So I see it this way: Having a mobility scooter enhances and augments my mobility to the point where the physical limitations of using a suction socket in extreme heat no longer limit ME! Most hot days I get home, take my leg off and jump on my scooter for a ride.

So please don’t get me wrong here. I will never undervalue my good fortune of having such an excellent prosthetist, Mr Tony van der Waarde of Award Prosthetics, nor the value of having a really really good prosthetic leg. Since using a scooter, I have noticed that I have had no problems with my prosthetic leg, and also, as a side benefit, there has been less wear and tear on my good knee and my lower back and residual limb.

The point is, just like all people are different, all amputees are different. After all, we’re people aren’t we? Each amputee has different needs at different stages of their lives. I need my prosthetic leg for things like apartment cleaning, working, and such everyday things. Also for fun things like jam sessions, where I need to carry my gear and rock out for four hours. It would be much harder to do without a prosthetic. But now, with my scooter, I can still get my shopping done, go to the pool, or just get outside and enjoy nature for a while.

So now, back to that perception issue. Even though I’m the exact same guy that you saw walking through the parking lot, now that I’m in my scooter, some people look at me very differently, as if I’m a vegetable with the brain power of a six year old. Some people see me coming and they literally jump out of the way in an extreme example of Canadian courtesy. At times it’s hilarious and at other times it’s really annoying to be patronized or looked down upon.

Bottom Line? I don’t really give a flying rat’s you-know-what what people think anymore. If you want a scooter, get a freakin scooter. Then you won’t be limited the next time you want to go for a “stroll” in Green Timbers Urban Forest, as in the video above.

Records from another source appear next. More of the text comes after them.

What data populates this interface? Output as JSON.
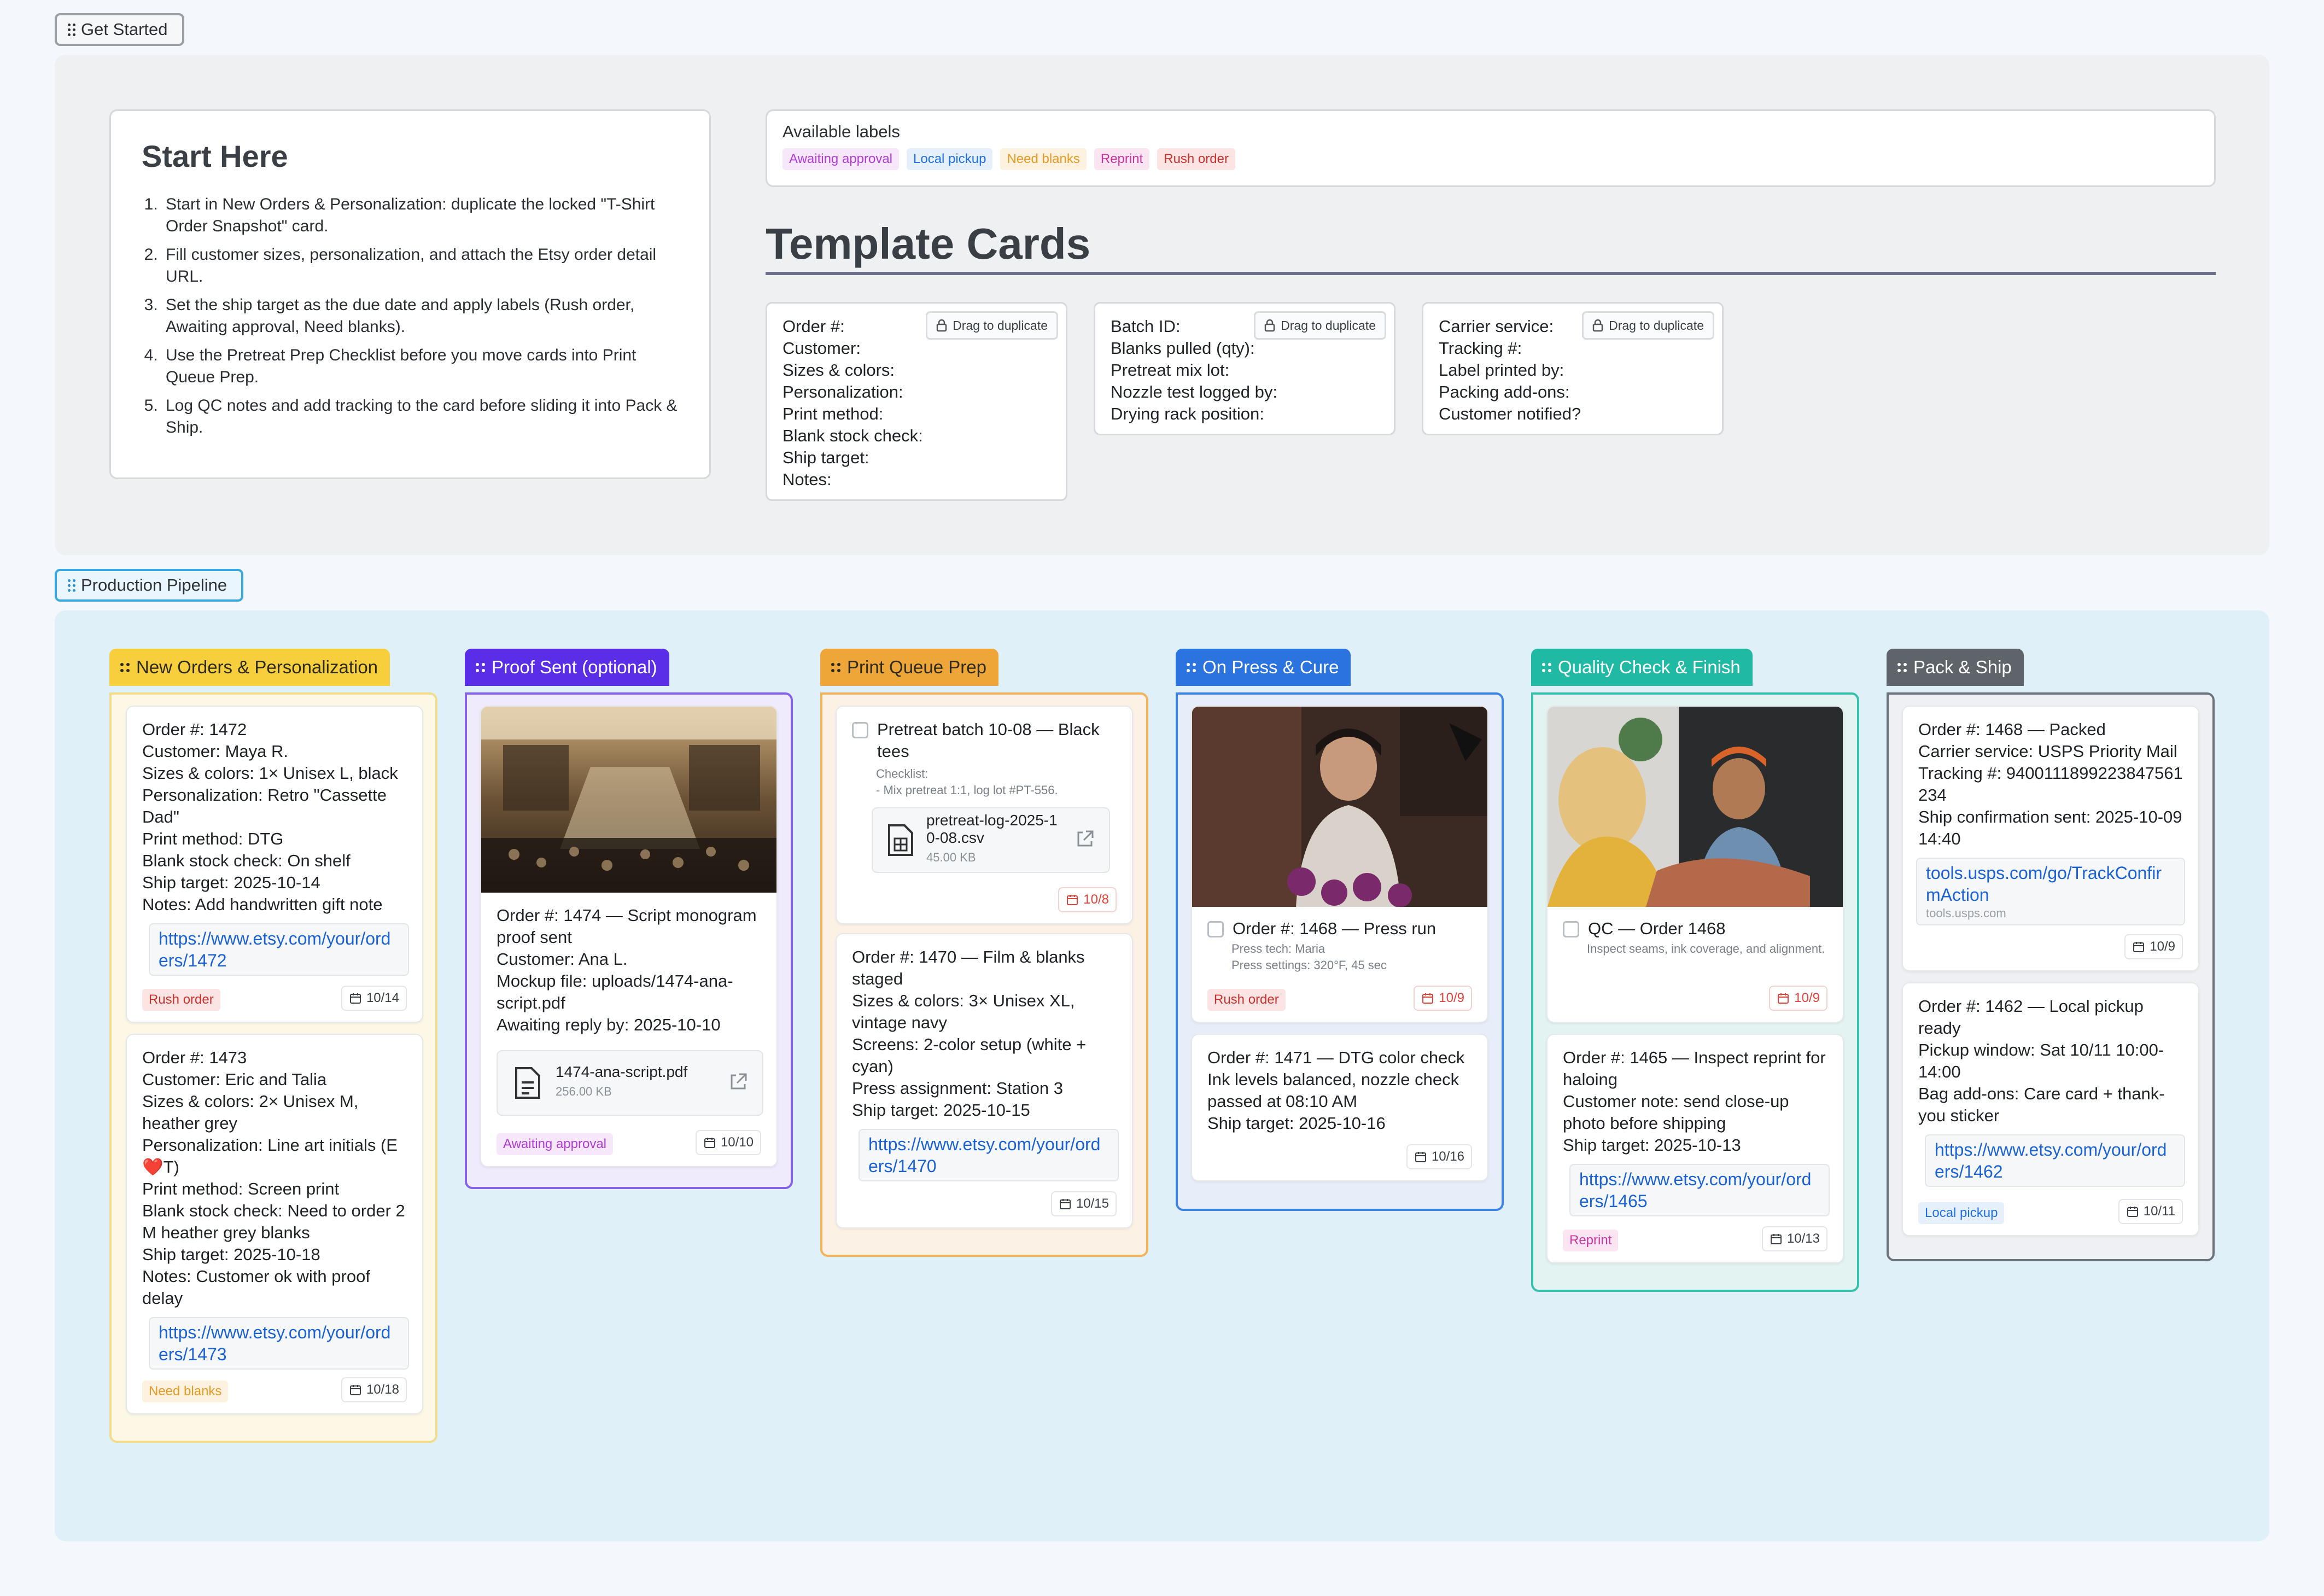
{
  "sections": {
    "get_started": "Get Started",
    "pipeline": "Production Pipeline"
  },
  "start_here": {
    "title": "Start Here",
    "steps": [
      "Start in New Orders & Personalization: duplicate the locked \"T-Shirt Order Snapshot\" card.",
      "Fill customer sizes, personalization, and attach the Etsy order detail URL.",
      "Set the ship target as the due date and apply labels (Rush order, Awaiting approval, Need blanks).",
      "Use the Pretreat Prep Checklist before you move cards into Print Queue Prep.",
      "Log QC notes and add tracking to the card before sliding it into Pack & Ship."
    ]
  },
  "labels": {
    "title": "Available labels",
    "items": [
      {
        "text": "Awaiting approval",
        "fg": "#b23bd6",
        "bg": "#f6e7fb"
      },
      {
        "text": "Local pickup",
        "fg": "#1f6fe0",
        "bg": "#e6f0fd"
      },
      {
        "text": "Need blanks",
        "fg": "#e89a23",
        "bg": "#fdf1df"
      },
      {
        "text": "Reprint",
        "fg": "#c8379e",
        "bg": "#fbe5f3"
      },
      {
        "text": "Rush order",
        "fg": "#c8322c",
        "bg": "#fbe4e3"
      }
    ]
  },
  "templates": {
    "heading": "Template Cards",
    "drag_label": "Drag to duplicate",
    "cards": [
      {
        "lines": [
          "Order #:",
          "Customer:",
          "Sizes & colors:",
          "Personalization:",
          "Print method:",
          "Blank stock check:",
          "Ship target:",
          "Notes:"
        ]
      },
      {
        "lines": [
          "Batch ID:",
          "Blanks pulled (qty):",
          "Pretreat mix lot:",
          "Nozzle test logged by:",
          "Drying rack position:"
        ]
      },
      {
        "lines": [
          "Carrier service:",
          "Tracking #:",
          "Label printed by:",
          "Packing add-ons:",
          "Customer notified?"
        ]
      }
    ]
  },
  "columns": [
    {
      "title": "New Orders & Personalization",
      "color": "#f7cf3d",
      "body_bg": "#fdf8e6",
      "border": "#f3dc8e",
      "text": "#2d2a1f"
    },
    {
      "title": "Proof Sent (optional)",
      "color": "#5a2ee6",
      "body_bg": "#efeafc",
      "border": "#8463ea",
      "text": "#ffffff"
    },
    {
      "title": "Print Queue Prep",
      "color": "#efa638",
      "body_bg": "#fbf1e5",
      "border": "#efb45c",
      "text": "#2d2a1f"
    },
    {
      "title": "On Press & Cure",
      "color": "#2b74e0",
      "body_bg": "#e7eef9",
      "border": "#3d82e4",
      "text": "#ffffff"
    },
    {
      "title": "Quality Check & Finish",
      "color": "#20b9a3",
      "body_bg": "#e2f3f1",
      "border": "#37c0ab",
      "text": "#ffffff"
    },
    {
      "title": "Pack & Ship",
      "color": "#5f646b",
      "body_bg": "#eef0f3",
      "border": "#6d737a",
      "text": "#ffffff"
    }
  ],
  "cards": {
    "o1472": {
      "lines": [
        "Order #: 1472",
        "Customer: Maya R.",
        "Sizes & colors: 1× Unisex L, black",
        "Personalization: Retro \"Cassette Dad\"",
        "Print method: DTG",
        "Blank stock check: On shelf",
        "Ship target: 2025-10-14",
        "Notes: Add handwritten gift note"
      ],
      "link": "https://www.etsy.com/your/orders/1472",
      "label": "Rush order",
      "date": "10/14"
    },
    "o1473": {
      "lines": [
        "Order #: 1473",
        "Customer: Eric and Talia",
        "Sizes & colors: 2× Unisex M, heather grey",
        "Personalization: Line art initials (E❤️T)",
        "Print method: Screen print",
        "Blank stock check: Need to order 2 M heather grey blanks",
        "Ship target: 2025-10-18",
        "Notes: Customer ok with proof delay"
      ],
      "link": "https://www.etsy.com/your/orders/1473",
      "label": "Need blanks",
      "date": "10/18"
    },
    "o1474": {
      "lines": [
        "Order #: 1474 — Script monogram proof sent",
        "Customer: Ana L.",
        "Mockup file: uploads/1474-ana-script.pdf",
        "Awaiting reply by: 2025-10-10"
      ],
      "file_name": "1474-ana-script.pdf",
      "file_size": "256.00 KB",
      "label": "Awaiting approval",
      "date": "10/10"
    },
    "pretreat": {
      "title": "Pretreat batch 10-08 — Black tees",
      "checklist_label": "Checklist:",
      "checklist_item": "- Mix pretreat 1:1, log lot #PT-556.",
      "file_name": "pretreat-log-2025-10-08.csv",
      "file_size": "45.00 KB",
      "date": "10/8"
    },
    "o1470": {
      "lines": [
        "Order #: 1470 — Film & blanks staged",
        "Sizes & colors: 3× Unisex XL, vintage navy",
        "Screens: 2-color setup (white + cyan)",
        "Press assignment: Station 3",
        "Ship target: 2025-10-15"
      ],
      "link": "https://www.etsy.com/your/orders/1470",
      "date": "10/15"
    },
    "o1468press": {
      "title": "Order #: 1468 — Press run",
      "sub1": "Press tech: Maria",
      "sub2": "Press settings: 320°F, 45 sec",
      "label": "Rush order",
      "date": "10/9"
    },
    "o1471": {
      "lines": [
        "Order #: 1471 — DTG color check",
        "Ink levels balanced, nozzle check passed at 08:10 AM",
        "Ship target: 2025-10-16"
      ],
      "date": "10/16"
    },
    "qc1468": {
      "title": "QC — Order 1468",
      "sub": "Inspect seams, ink coverage, and alignment.",
      "date": "10/9"
    },
    "o1465": {
      "lines": [
        "Order #: 1465 — Inspect reprint for haloing",
        "Customer note: send close-up photo before shipping",
        "Ship target: 2025-10-13"
      ],
      "link": "https://www.etsy.com/your/orders/1465",
      "label": "Reprint",
      "date": "10/13"
    },
    "o1468packed": {
      "lines": [
        "Order #: 1468 — Packed",
        "Carrier service: USPS Priority Mail",
        "Tracking #: 9400111899223847561234",
        "Ship confirmation sent: 2025-10-09 14:40"
      ],
      "link": "tools.usps.com/go/TrackConfirmAction",
      "link_domain": "tools.usps.com",
      "date": "10/9"
    },
    "o1462": {
      "lines": [
        "Order #: 1462 — Local pickup ready",
        "Pickup window: Sat 10/11 10:00-14:00",
        "Bag add-ons: Care card + thank-you sticker"
      ],
      "link": "https://www.etsy.com/your/orders/1462",
      "label": "Local pickup",
      "date": "10/11"
    }
  }
}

I look forward to some feedback about this one. I gotta get the hang of this blogging thing! Thanks.


Larry Gardner
Founder – Amputees Amplified
Amputee Resources for Canadian Amputees
(Phone): (604) 715-0760

News, Support and Resources that Empower Amputees,
Amputee Caregivers, and Healthcare Providers, Since 2003